Could you give us information about the works carried out by the Turkey-European Business Councils? What are the most important subjects that you as Head Coordinator put emphasis on?
We as Turkey-European Business Councils continue our work with the aim to strengthen trade and investment relations between Turkey and Europe. Within the scope of our activities, we have concluded that we need to create a strong DEİK discourse regarding Turkey-EU relations and establish a more flexible working group to contribute to existing works and studies. The first thing we did with our study group was to publish the English ‘Customs Union 2.0’ report, about the modernization of the Customs Union, prepared by Sinan Ülgen, President of the Centre for Economics and Foreign Policy Studies. We not only distributed this report to all our foreign stakeholders connected to the EU but also concentrated on platform, where we could discuss with our interlocutors. In this context, we presented our study first to the European Council on Foreign Relations, the most important think tank in the region, during the Berlin visit of T.R. President Recep Tayyip Erdoğan in September 2018. After that, we presented it to the Austrian delegations, consisting of people from the business world, politicians and academicians and voiced our expectations on Turkey-EU relations. In the first quarter of 2019, we organized a round table meeting with our T.R. Assistant Minister of Foreign Affairs, EU President Ambassador Faruk Kaymakçı and our study group to discuss consultation points. Likewise, we organized a visit to the Embassy of Finland and shared our demands on various issues, especially the Customs Union update and visa liberalization. In the summer, we focused on the last quarter of 2019 and the strategic communication and activity plans of 2020. Within this scope, as of October, we started our serial activities, which can be defined as the EU landing of DEİK. We have visited the newly instated European Commission officials and members of Parliament from October 1-3 to retrieve their opinions about Turkey. After our return, we met with Ambassadors and Undersecretaries of Trade of EU Member States, under the leadership of Head of the EU Delegation to Turkey, Ambassador Christian Berger. In the upcoming period, we plan a visit to Brussels within the framework of the quarterly reports we will prepare on priority issues concerning our business world.

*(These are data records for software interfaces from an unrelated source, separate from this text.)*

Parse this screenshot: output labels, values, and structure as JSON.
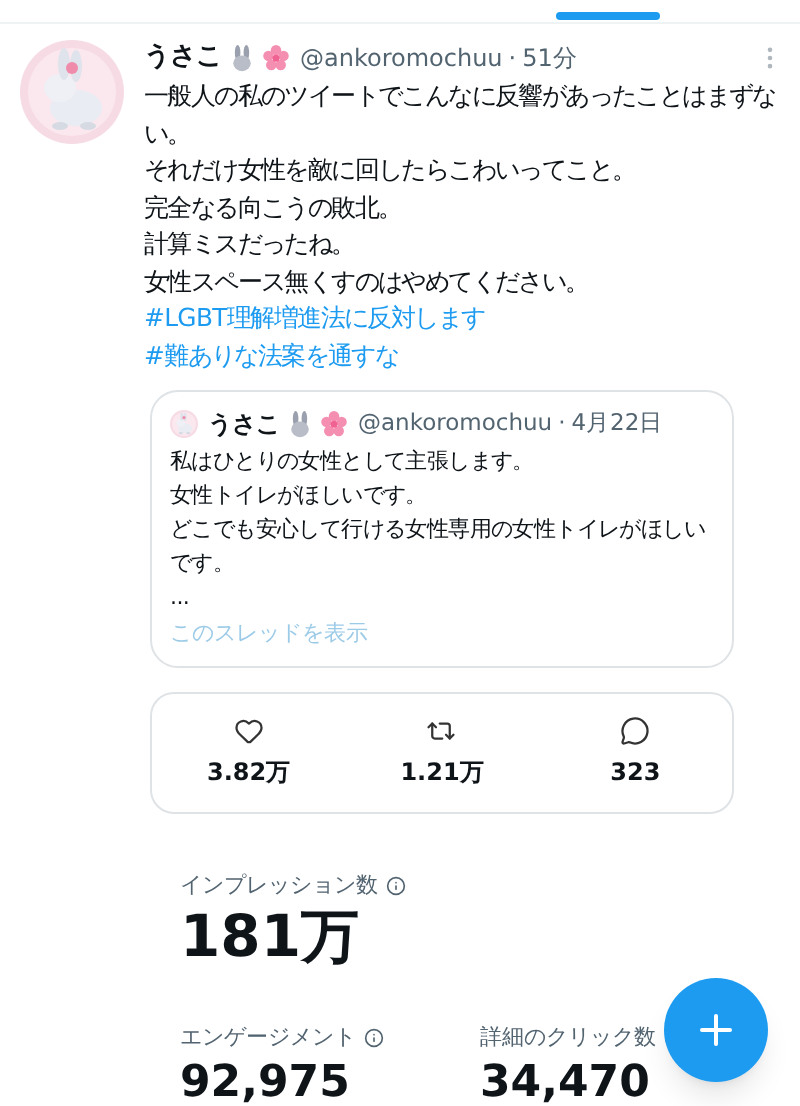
{
  "tweet": {
    "author": {
      "name": "うさこ",
      "handle": "@ankoromochuu",
      "separator": "·",
      "time": "51分"
    },
    "lines": [
      {
        "kind": "text",
        "text": "一般人の私のツイートでこんなに反響があったことはまずない。"
      },
      {
        "kind": "text",
        "text": "それだけ女性を敵に回したらこわいってこと。"
      },
      {
        "kind": "text",
        "text": "完全なる向こうの敗北。"
      },
      {
        "kind": "text",
        "text": "計算ミスだったね。"
      },
      {
        "kind": "text",
        "text": "女性スペース無くすのはやめてください。"
      },
      {
        "kind": "hashtag",
        "text": "#LGBT理解増進法に反対します"
      },
      {
        "kind": "hashtag",
        "text": "#難ありな法案を通すな"
      }
    ],
    "quote": {
      "name": "うさこ",
      "handle": "@ankoromochuu",
      "separator": "·",
      "time": "4月22日",
      "lines": [
        "私はひとりの女性として主張します。",
        "女性トイレがほしいです。",
        "どこでも安心して行ける女性専用の女性トイレがほしいです。",
        "..."
      ],
      "thread_link": "このスレッドを表示"
    },
    "stats": [
      {
        "kind": "like",
        "value": "3.82万"
      },
      {
        "kind": "retweet",
        "value": "1.21万"
      },
      {
        "kind": "reply",
        "value": "323"
      }
    ],
    "impressions": {
      "label": "インプレッション数",
      "value": "181万"
    },
    "metrics": [
      {
        "label": "エンゲージメント",
        "value": "92,975"
      },
      {
        "label": "詳細のクリック数",
        "value": "34,470"
      }
    ]
  }
}
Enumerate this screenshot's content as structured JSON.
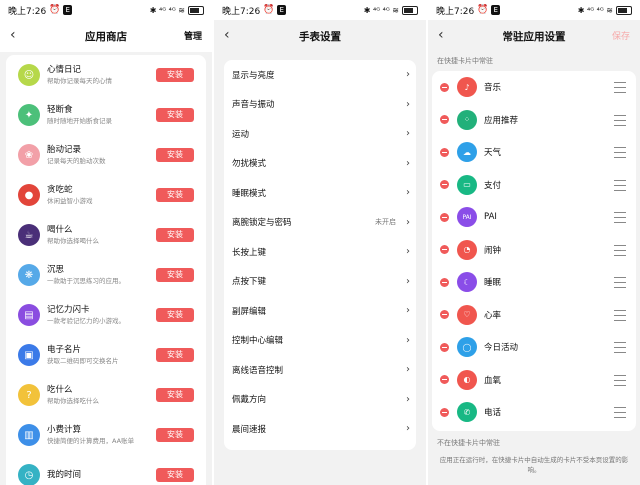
{
  "status": {
    "time": "晚上7:26",
    "icons": "✱ ⁴ᴳ ⁴ᴳ ≋"
  },
  "panel1": {
    "title": "应用商店",
    "action": "管理",
    "install_label": "安装",
    "apps": [
      {
        "name": "心情日记",
        "desc": "帮助你记录每天的心情",
        "icon": "mood-diary-icon",
        "color": "#b6d84a",
        "glyph": "☺"
      },
      {
        "name": "轻断食",
        "desc": "随时随地开始断食记录",
        "icon": "fasting-icon",
        "color": "#4cc07a",
        "glyph": "✦"
      },
      {
        "name": "胎动记录",
        "desc": "记录每天的胎动次数",
        "icon": "fetal-movement-icon",
        "color": "#f2a0a8",
        "glyph": "❀"
      },
      {
        "name": "贪吃蛇",
        "desc": "休闲益智小游戏",
        "icon": "snake-game-icon",
        "color": "#e2453a",
        "glyph": "●"
      },
      {
        "name": "喝什么",
        "desc": "帮助你选择喝什么",
        "icon": "drink-icon",
        "color": "#4a2f78",
        "glyph": "☕"
      },
      {
        "name": "沉思",
        "desc": "一款助于沉思练习的应用。",
        "icon": "meditation-icon",
        "color": "#56a9e8",
        "glyph": "❋"
      },
      {
        "name": "记忆力闪卡",
        "desc": "一款考验记忆力的小游戏。",
        "icon": "memory-card-icon",
        "color": "#8a4de0",
        "glyph": "▤"
      },
      {
        "name": "电子名片",
        "desc": "获取二维码即可交换名片",
        "icon": "business-card-icon",
        "color": "#3b7ae8",
        "glyph": "▣"
      },
      {
        "name": "吃什么",
        "desc": "帮助你选择吃什么",
        "icon": "food-icon",
        "color": "#f2c23a",
        "glyph": "?"
      },
      {
        "name": "小费计算",
        "desc": "快捷简便的计算费用，AA账单",
        "icon": "tip-calculator-icon",
        "color": "#3d8fe8",
        "glyph": "▥"
      },
      {
        "name": "我的时间",
        "desc": "",
        "icon": "my-time-icon",
        "color": "#35b2c4",
        "glyph": "◷"
      }
    ]
  },
  "panel2": {
    "title": "手表设置",
    "items": [
      {
        "label": "显示与亮度",
        "value": ""
      },
      {
        "label": "声音与振动",
        "value": ""
      },
      {
        "label": "运动",
        "value": ""
      },
      {
        "label": "勿扰模式",
        "value": ""
      },
      {
        "label": "睡眠模式",
        "value": ""
      },
      {
        "label": "离腕锁定与密码",
        "value": "未开启"
      },
      {
        "label": "长按上键",
        "value": ""
      },
      {
        "label": "点按下键",
        "value": ""
      },
      {
        "label": "副屏编辑",
        "value": ""
      },
      {
        "label": "控制中心编辑",
        "value": ""
      },
      {
        "label": "离线语音控制",
        "value": ""
      },
      {
        "label": "佩戴方向",
        "value": ""
      },
      {
        "label": "晨间速报",
        "value": ""
      }
    ]
  },
  "panel3": {
    "title": "常驻应用设置",
    "action": "保存",
    "section_on": "在快捷卡片中常驻",
    "section_off": "不在快捷卡片中常驻",
    "footer": "应用正在运行时，在快捷卡片中自动生成的卡片不受本页设置的影响。",
    "items": [
      {
        "label": "音乐",
        "icon": "music-icon",
        "color": "#f0564e",
        "glyph": "♪"
      },
      {
        "label": "应用推荐",
        "icon": "app-recommend-icon",
        "color": "#22b07a",
        "glyph": "⁘"
      },
      {
        "label": "天气",
        "icon": "weather-icon",
        "color": "#2ea0e8",
        "glyph": "☁"
      },
      {
        "label": "支付",
        "icon": "payment-icon",
        "color": "#18b884",
        "glyph": "▭"
      },
      {
        "label": "PAI",
        "icon": "pai-icon",
        "color": "#8a4de8",
        "glyph": "PAI"
      },
      {
        "label": "闹钟",
        "icon": "alarm-icon",
        "color": "#f0564e",
        "glyph": "◔"
      },
      {
        "label": "睡眠",
        "icon": "sleep-icon",
        "color": "#8a4de8",
        "glyph": "☾"
      },
      {
        "label": "心率",
        "icon": "heart-rate-icon",
        "color": "#f0564e",
        "glyph": "♡"
      },
      {
        "label": "今日活动",
        "icon": "activity-icon",
        "color": "#2ea0e8",
        "glyph": "◯"
      },
      {
        "label": "血氧",
        "icon": "blood-oxygen-icon",
        "color": "#f0564e",
        "glyph": "◐"
      },
      {
        "label": "电话",
        "icon": "phone-icon",
        "color": "#18b884",
        "glyph": "✆"
      }
    ]
  }
}
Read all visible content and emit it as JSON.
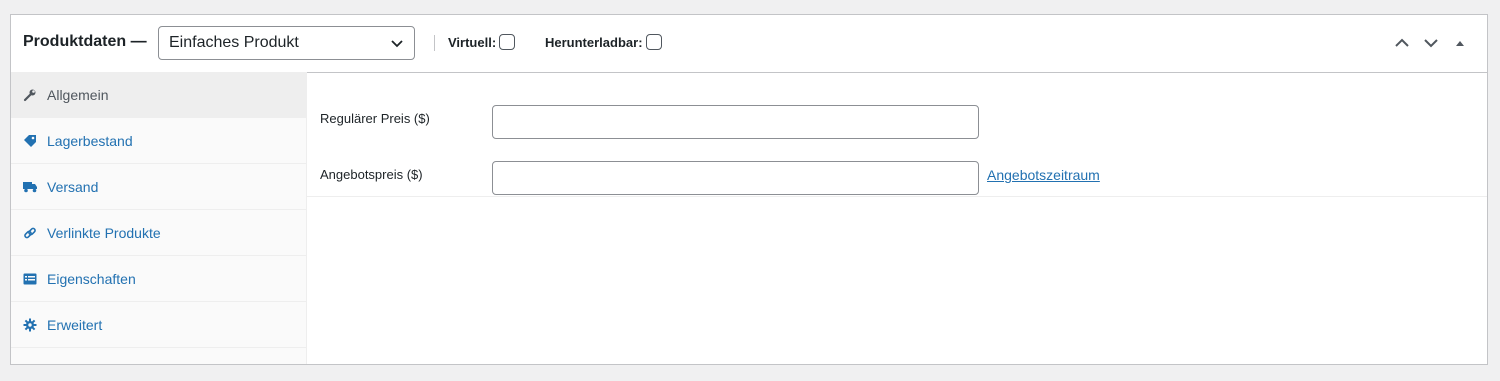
{
  "header": {
    "title": "Produktdaten —",
    "product_type": "Einfaches Produkt",
    "virtual_label": "Virtuell:",
    "downloadable_label": "Herunterladbar:"
  },
  "tabs": [
    {
      "label": "Allgemein",
      "icon": "wrench-icon"
    },
    {
      "label": "Lagerbestand",
      "icon": "tag-icon"
    },
    {
      "label": "Versand",
      "icon": "truck-icon"
    },
    {
      "label": "Verlinkte Produkte",
      "icon": "link-icon"
    },
    {
      "label": "Eigenschaften",
      "icon": "list-icon"
    },
    {
      "label": "Erweitert",
      "icon": "gear-icon"
    }
  ],
  "general": {
    "regular_price_label": "Regulärer Preis ($)",
    "regular_price_value": "",
    "sale_price_label": "Angebotspreis ($)",
    "sale_price_value": "",
    "sale_schedule_link": "Angebotszeitraum"
  },
  "colors": {
    "link": "#2271b1",
    "border": "#c3c4c7",
    "active_tab_bg": "#eeeeee"
  }
}
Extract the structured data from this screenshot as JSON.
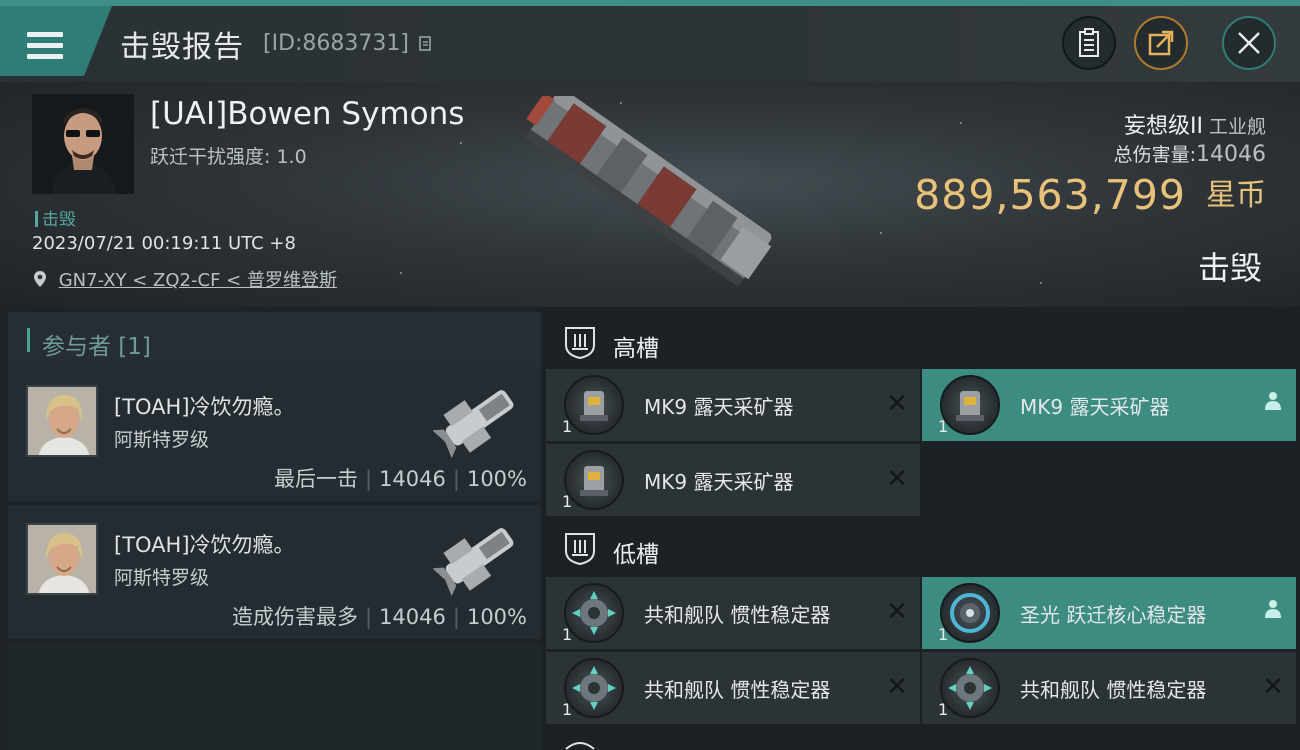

Turkey-European Business Councils Coordinator Chairman Zeynep Bodur Okyay